Jul 12, '03Reading all these posts, I am wondering..why is MD allowed to be present only for the actual minutes of delivery? Couldn't this be dangerous? Nevermind the stress that the poor nurse (doing it ALONE) and mom have to endure?
We have 2 major hospitals within minutes of each other in my small city. I have lived here 10 years and last week was the first time I heard of a full term baby and mom ( who also has a 3 year old) dying at the same time during childbirth, while on premises.
apparently, this poor woman was related to some people we know, so I am going to find out what happened. i just couldn't believe that these days it is possible to lose a healthy woman to childbirth.
Jul 12, '03Anagrey, I can see where you may feel that it would be very stressful to the nurse/patient who are involved in the nurse assisted delivery, although, when it happens, it is generally quick and the patient is ready to have the baby and doesn't care who delivers, as long as they know what they are doing. Quick deliveries are nearly always the most uncomplicated ones. Maternal death is certainly not much of a concern with these type of deliveries. I did my 11th one just this week (still counting, HazeK) and it used happened alot more often when I worked the night shift! Certainly, it is best to have the doc there, but every OB nurse should be trained to deliver a baby when necessary.

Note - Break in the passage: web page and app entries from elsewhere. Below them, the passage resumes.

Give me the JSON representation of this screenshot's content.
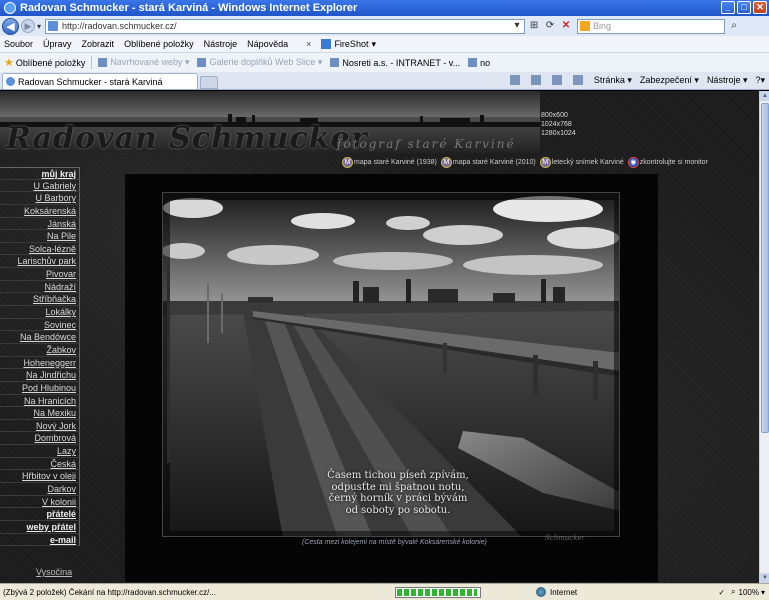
{
  "window": {
    "title": "Radovan Schmucker - stará Karviná - Windows Internet Explorer",
    "buttons": [
      "_",
      "□",
      "✕"
    ]
  },
  "address": {
    "url": "http://radovan.schmucker.cz/",
    "search_placeholder": "Bing"
  },
  "menu": {
    "items": [
      "Soubor",
      "Úpravy",
      "Zobrazit",
      "Oblíbené položky",
      "Nástroje",
      "Nápověda"
    ],
    "close": "×",
    "fireshot": "FireShot",
    "fireshot_arrow": "▾"
  },
  "favorites": {
    "label": "Oblíbené položky",
    "items": [
      {
        "label": "Navrhované weby ▾",
        "dim": true
      },
      {
        "label": "Galerie doplňků Web Slice ▾",
        "dim": true
      },
      {
        "label": "Nosreti a.s. - INTRANET - v..."
      },
      {
        "label": "no"
      }
    ]
  },
  "tab": {
    "label": "Radovan Schmucker - stará Karviná"
  },
  "commands": {
    "items": [
      "Stránka ▾",
      "Zabezpečení ▾",
      "Nástroje ▾",
      "?▾"
    ]
  },
  "site": {
    "title": "Radovan Schmucker",
    "subtitle": "fotograf staré Karviné",
    "resolutions": [
      "800x600",
      "1024x768",
      "1280x1024"
    ],
    "map_links": [
      {
        "icon": "M",
        "label": "mapa staré Karviné (1938)"
      },
      {
        "icon": "M",
        "label": "mapa staré Karviné (2010)"
      },
      {
        "icon": "M",
        "label": "letecký snímek Karviné"
      },
      {
        "icon": "◉",
        "label": "zkontrolujte si monitor"
      }
    ],
    "nav": [
      "můj kraj",
      "U Gabriely",
      "U Barbory",
      "Koksárenská",
      "Jánská",
      "Na Pile",
      "Solca-léznĕ",
      "Larischův park",
      "Pivovar",
      "Nádraží",
      "Stříbňačka",
      "Lokálky",
      "Sovinec",
      "Na Bendówce",
      "Žabkov",
      "Hoheneggerr",
      "Na Jindřichu",
      "Pod Hlubinou",
      "Na Hranicích",
      "Na Mexiku",
      "Nový Jork",
      "Dombrová",
      "Lazy",
      "Česká",
      "Hřbitov v oleji",
      "Darkov",
      "V kolonii",
      "přátelé",
      "weby přátel",
      "e-mail"
    ],
    "nav_bottom": "Vysočina",
    "poem": [
      "Časem tichou píseň zpívám,",
      "odpusťte mi špatnou notu,",
      "černý horník v práci bývám",
      "od soboty po sobotu."
    ],
    "caption": "(Cesta mezi kolejemi na místě bývalé Koksárenské kolonie)",
    "signature": "Schmucker"
  },
  "status": {
    "text": "(Zbývá 2 položek) Čekání na http://radovan.schmucker.cz/...",
    "progress": 0.95,
    "zone": "Internet",
    "zoom": "100%",
    "zoom_arrow": "▾"
  }
}
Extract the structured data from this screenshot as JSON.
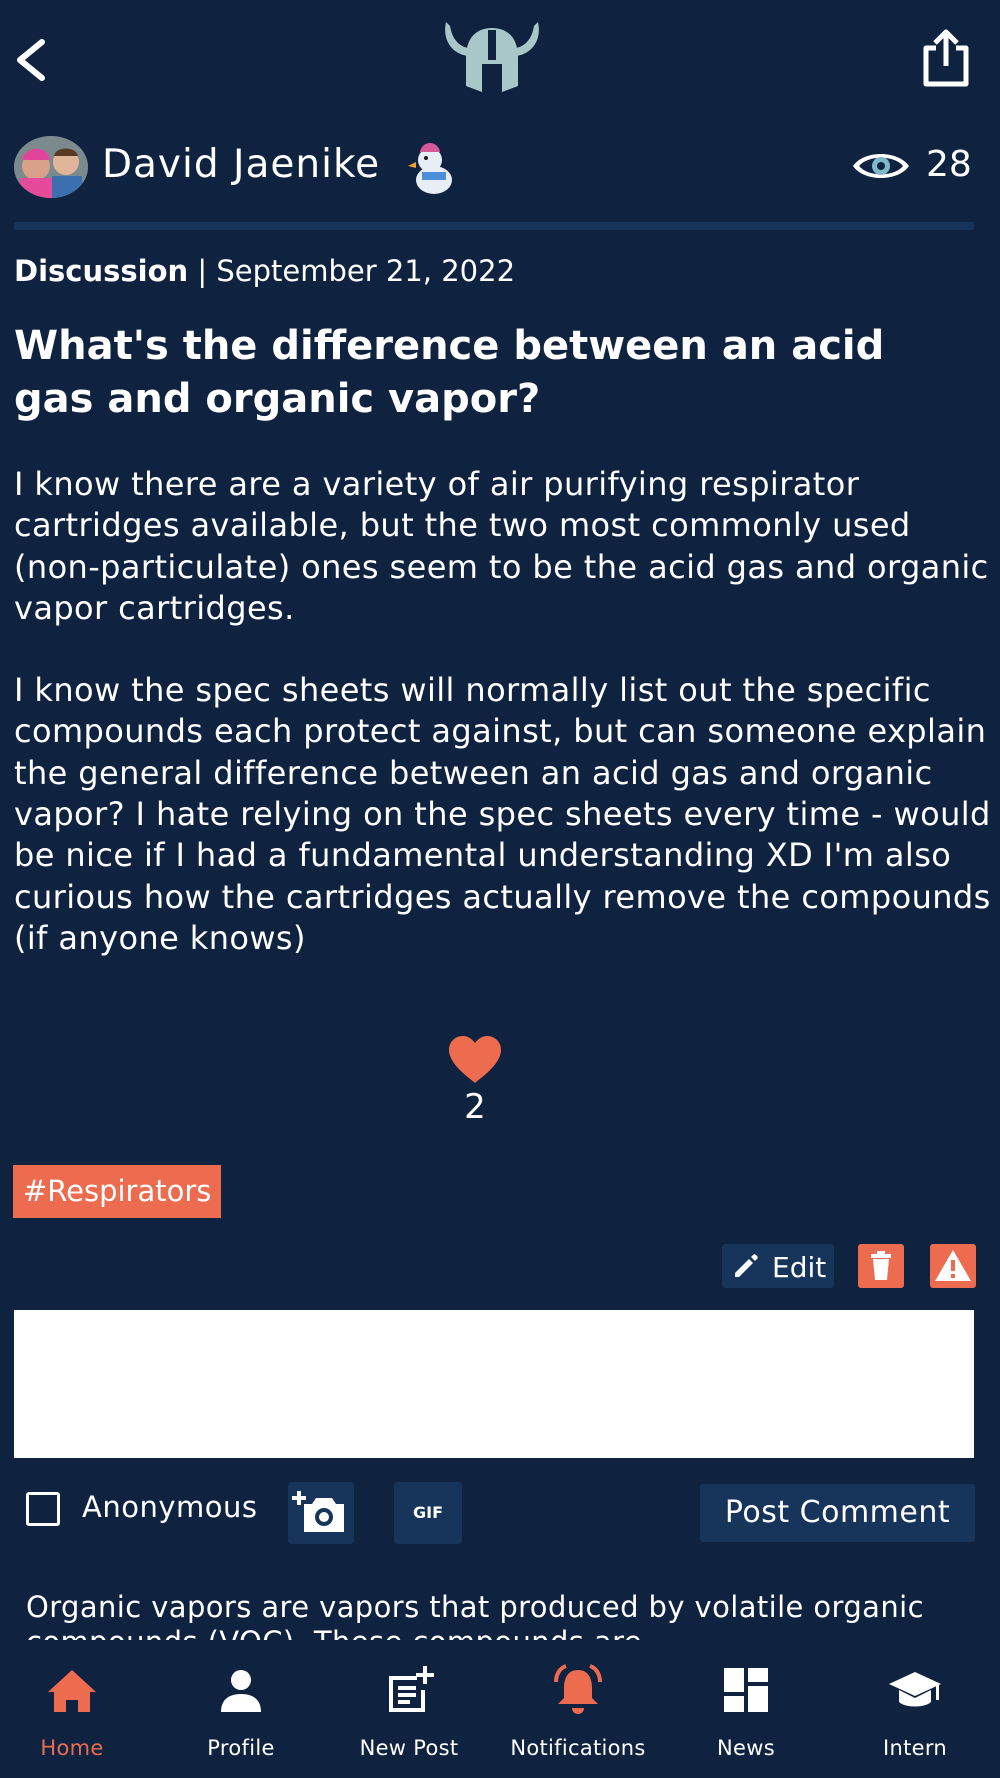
{
  "header": {
    "back_icon": "chevron-left-icon",
    "logo_icon": "viking-helmet-logo",
    "share_icon": "share-icon"
  },
  "author": {
    "name": "David Jaenike",
    "badge_icon": "duck-badge-icon",
    "views": "28"
  },
  "post": {
    "type": "Discussion",
    "separator": " | ",
    "date": "September 21, 2022",
    "title": "What's the difference between an acid gas and organic vapor?",
    "paragraph1": "I know there are a variety of air purifying respirator cartridges available, but the two most commonly used (non-particulate) ones seem to be the acid gas and organic vapor cartridges.",
    "paragraph2": "I know the spec sheets will normally list out the specific compounds each protect against, but can someone explain the general difference between an acid gas and organic vapor? I hate relying on the spec sheets every time - would be nice if I had a fundamental understanding XD I'm also curious how the cartridges actually remove the compounds (if anyone knows)",
    "likes": "2",
    "tag": "#Respirators"
  },
  "actions": {
    "edit_label": "Edit"
  },
  "comment_form": {
    "anonymous_label": "Anonymous",
    "gif_label": "GIF",
    "post_label": "Post Comment"
  },
  "comments": {
    "preview": "Organic vapors are vapors that produced by volatile organic compounds (VOC). These compounds are"
  },
  "colors": {
    "background": "#0f2340",
    "accent": "#ed6b4f",
    "button_bg": "#17345b"
  },
  "tabs": [
    {
      "label": "Home",
      "icon": "home-icon",
      "active": true
    },
    {
      "label": "Profile",
      "icon": "person-icon",
      "active": false
    },
    {
      "label": "New Post",
      "icon": "new-post-icon",
      "active": false
    },
    {
      "label": "Notifications",
      "icon": "bell-icon",
      "active": false
    },
    {
      "label": "News",
      "icon": "dashboard-icon",
      "active": false
    },
    {
      "label": "Intern",
      "icon": "graduation-cap-icon",
      "active": false
    }
  ]
}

Jul 12, '03I attend high risk deliveries, with a hopitalist pediatrician. Frequently we arrive before the ob, and have to wait for the delivery, as they instruct the mother to breathe. Sometimes I feel that this puts much more stress on the baby, if mom has been pushing for a couple of hours, and having variables, or baby is tachy...I want the baby out. Trouble is the docs don't want to be called until the baby is crowning, and we really don't know how long it's going to take. I went to one delivery recently, a 35 weeker...actually I went twice, doc said she wasn't ready yet. Then she preciped when he was delivering another baby......we can't win!
Sep 19, '03At my hospital we use to have alot of nurse assisted deliveries, now we have nurse supervised deliveries.
What I mean is this.
We have a staff ARNP on the L&D floor at night. Anytime a doc appears that he can't make it, she will go in and supervise... ALSO.... they call in the ER Doc... Which is a HOOOT! Has anyone ever seen a ER doc come to L&D? It is quite comical! He basically stands there and supervises the final moments while the RN and ARNP deliver the baby. Usualy the OB comes in and finishes things up at this point.
David Adams, ARNP